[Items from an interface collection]
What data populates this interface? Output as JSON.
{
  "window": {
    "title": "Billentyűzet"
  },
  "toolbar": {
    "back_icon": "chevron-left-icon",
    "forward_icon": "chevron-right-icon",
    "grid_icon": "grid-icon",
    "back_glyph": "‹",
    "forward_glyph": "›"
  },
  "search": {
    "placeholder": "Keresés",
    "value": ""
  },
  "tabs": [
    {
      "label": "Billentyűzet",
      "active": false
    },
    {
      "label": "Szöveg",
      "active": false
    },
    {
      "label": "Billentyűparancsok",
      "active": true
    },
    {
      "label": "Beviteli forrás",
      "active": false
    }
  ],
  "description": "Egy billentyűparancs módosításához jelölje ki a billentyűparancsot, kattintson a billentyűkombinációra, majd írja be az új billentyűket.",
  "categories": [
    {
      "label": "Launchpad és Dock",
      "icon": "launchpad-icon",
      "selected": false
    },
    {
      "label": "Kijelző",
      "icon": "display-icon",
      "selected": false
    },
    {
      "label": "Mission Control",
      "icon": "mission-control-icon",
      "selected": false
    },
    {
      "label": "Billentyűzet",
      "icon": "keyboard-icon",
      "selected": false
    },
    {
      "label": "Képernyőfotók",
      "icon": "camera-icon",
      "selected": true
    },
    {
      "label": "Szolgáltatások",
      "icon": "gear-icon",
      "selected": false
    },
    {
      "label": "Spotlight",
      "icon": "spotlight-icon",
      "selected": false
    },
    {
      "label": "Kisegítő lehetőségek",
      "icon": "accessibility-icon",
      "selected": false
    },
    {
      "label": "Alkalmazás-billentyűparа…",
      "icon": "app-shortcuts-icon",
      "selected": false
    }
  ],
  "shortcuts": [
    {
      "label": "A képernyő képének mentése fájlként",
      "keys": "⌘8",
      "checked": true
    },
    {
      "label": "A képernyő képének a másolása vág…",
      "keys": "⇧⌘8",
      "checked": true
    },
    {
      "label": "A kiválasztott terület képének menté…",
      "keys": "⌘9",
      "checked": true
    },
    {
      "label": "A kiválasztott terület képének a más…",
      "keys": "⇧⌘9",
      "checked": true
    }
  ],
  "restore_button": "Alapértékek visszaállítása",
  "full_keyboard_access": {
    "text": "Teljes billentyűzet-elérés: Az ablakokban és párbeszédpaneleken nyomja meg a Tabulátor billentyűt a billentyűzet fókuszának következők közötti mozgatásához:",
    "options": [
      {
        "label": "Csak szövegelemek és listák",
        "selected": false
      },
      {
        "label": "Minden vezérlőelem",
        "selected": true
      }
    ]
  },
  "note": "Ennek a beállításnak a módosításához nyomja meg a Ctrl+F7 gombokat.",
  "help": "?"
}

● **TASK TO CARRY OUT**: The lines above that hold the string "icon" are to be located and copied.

● **ANSWER TO THE PROBLEM**:
    "back_icon": "chevron-left-icon",
    "forward_icon": "chevron-right-icon",
    "grid_icon": "grid-icon",
      "icon": "launchpad-icon",
      "icon": "display-icon",
      "icon": "mission-control-icon",
      "icon": "keyboard-icon",
      "icon": "camera-icon",
      "icon": "gear-icon",
      "icon": "spotlight-icon",
      "icon": "accessibility-icon",
      "icon": "app-shortcuts-icon",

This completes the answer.